For example in the City centre, schemes such as that on Stafford Street, which brought back into full use the former local Co-operative Headquarters and the former School Board Office, and also on Worcester Street the fine parade of Edwardian shops on Worcester Street now featuring reinstated shopfronts to the original design, and with the upper floors converted to flats in collaboration with a housing association.
The Bilston Townscape Heritage Initiative brought about transformational change in the presentation of the town's historic core, for example with the rejuvenation of the former Wood's Palace Cinema (later Odeon), now a dining venue, and through the restoration to their original historic appearances of many buildings that had suffered from hugely unsympathetic 20th century alterations.
During the school holidays we held a number of mini architects and builder's sessions at Wolverhampton Art Gallery.
At the sessions children were encouraged to think about Queen Street past and future. We questioned:
- What the street might look like in the future?
- Would people still live there?
- Would there still be shops and businesses?
Young people came up with imaginative ideas for multi-use buildings where spaces could be rented out for living and income generation.

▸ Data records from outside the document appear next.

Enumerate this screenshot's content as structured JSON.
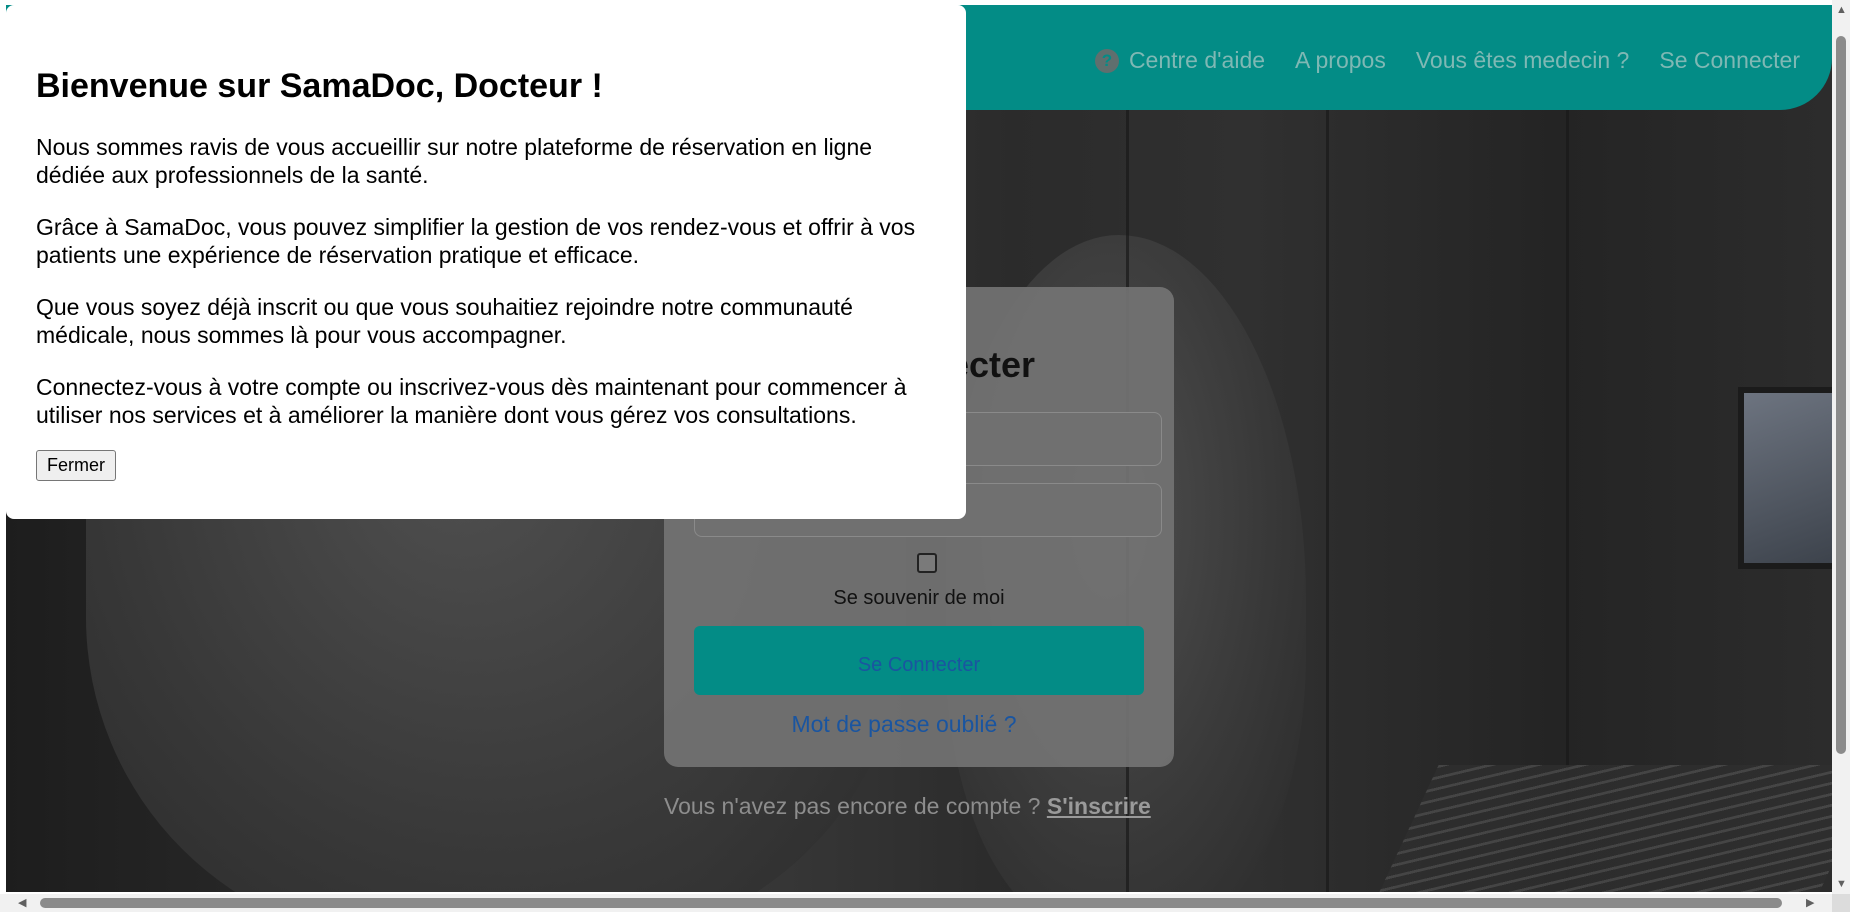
{
  "navbar": {
    "help_icon": "question-circle-icon",
    "links": [
      "Centre d'aide",
      "A propos",
      "Vous êtes medecin ?",
      "Se Connecter"
    ]
  },
  "login": {
    "title": "Se Connecter",
    "remember_label": "Se souvenir de moi",
    "submit_label": "Se Connecter",
    "forgot_link": "Mot de passe oublié ?",
    "no_account_text": "Vous n'avez pas encore de compte ?",
    "signup_link": "S'inscrire"
  },
  "modal": {
    "title": "Bienvenue sur SamaDoc, Docteur !",
    "paragraphs": [
      "Nous sommes ravis de vous accueillir sur notre plateforme de réservation en ligne dédiée aux professionnels de la santé.",
      "Grâce à SamaDoc, vous pouvez simplifier la gestion de vos rendez-vous et offrir à vos patients une expérience de réservation pratique et efficace.",
      "Que vous soyez déjà inscrit ou que vous souhaitiez rejoindre notre communauté médicale, nous sommes là pour vous accompagner.",
      "Connectez-vous à votre compte ou inscrivez-vous dès maintenant pour commencer à utiliser nos services et à améliorer la manière dont vous gérez vos consultations."
    ],
    "close_label": "Fermer"
  },
  "colors": {
    "brand_teal": "#038c86",
    "link_blue": "#1a55a0"
  }
}
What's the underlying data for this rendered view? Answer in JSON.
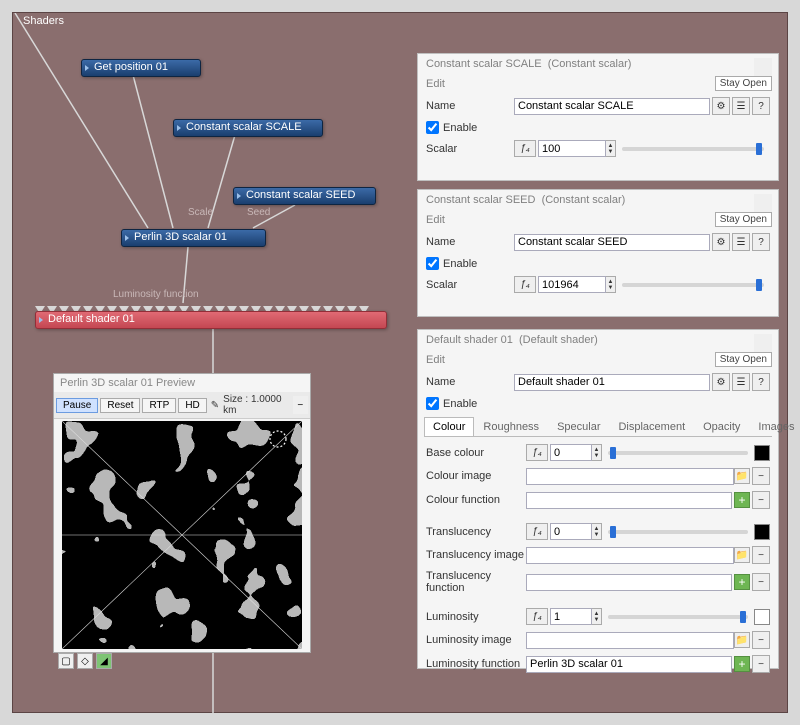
{
  "workspace": {
    "title": "Shaders"
  },
  "nodes": {
    "getpos": "Get position 01",
    "scale": "Constant scalar SCALE",
    "seed": "Constant scalar SEED",
    "perlin": "Perlin 3D scalar 01",
    "shader": "Default shader 01",
    "port_scale": "Scale",
    "port_seed": "Seed",
    "port_lum": "Luminosity function"
  },
  "panel_scale": {
    "title": "Constant scalar SCALE",
    "subtitle": "(Constant scalar)",
    "edit": "Edit",
    "stay_open": "Stay Open",
    "name_label": "Name",
    "name_value": "Constant scalar SCALE",
    "enable": "Enable",
    "scalar_label": "Scalar",
    "scalar_value": "100"
  },
  "panel_seed": {
    "title": "Constant scalar SEED",
    "subtitle": "(Constant scalar)",
    "edit": "Edit",
    "stay_open": "Stay Open",
    "name_label": "Name",
    "name_value": "Constant scalar SEED",
    "enable": "Enable",
    "scalar_label": "Scalar",
    "scalar_value": "101964"
  },
  "panel_shader": {
    "title": "Default shader 01",
    "subtitle": "(Default shader)",
    "edit": "Edit",
    "stay_open": "Stay Open",
    "name_label": "Name",
    "name_value": "Default shader 01",
    "enable": "Enable",
    "tabs": [
      "Colour",
      "Roughness",
      "Specular",
      "Displacement",
      "Opacity",
      "Images"
    ],
    "base_colour": "Base colour",
    "base_colour_value": "0",
    "colour_image": "Colour image",
    "colour_function": "Colour function",
    "translucency": "Translucency",
    "translucency_value": "0",
    "translucency_image": "Translucency image",
    "translucency_function": "Translucency function",
    "luminosity": "Luminosity",
    "luminosity_value": "1",
    "luminosity_image": "Luminosity image",
    "luminosity_function": "Luminosity function",
    "luminosity_function_value": "Perlin 3D scalar 01"
  },
  "preview": {
    "title": "Perlin 3D scalar 01 Preview",
    "pause": "Pause",
    "reset": "Reset",
    "rtp": "RTP",
    "hd": "HD",
    "size_label": "Size : 1.0000 km"
  },
  "icons": {
    "gear": "⚙",
    "txt": "☰",
    "help": "?",
    "brush": "✎",
    "folder": "📁",
    "plus": "+",
    "minus": "−",
    "fx": "ƒ₄"
  }
}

Water shortages, overcrowding, rooftop gardens, recycling and vegetable growing were all considered important. Would the world be run by robots and animatronics?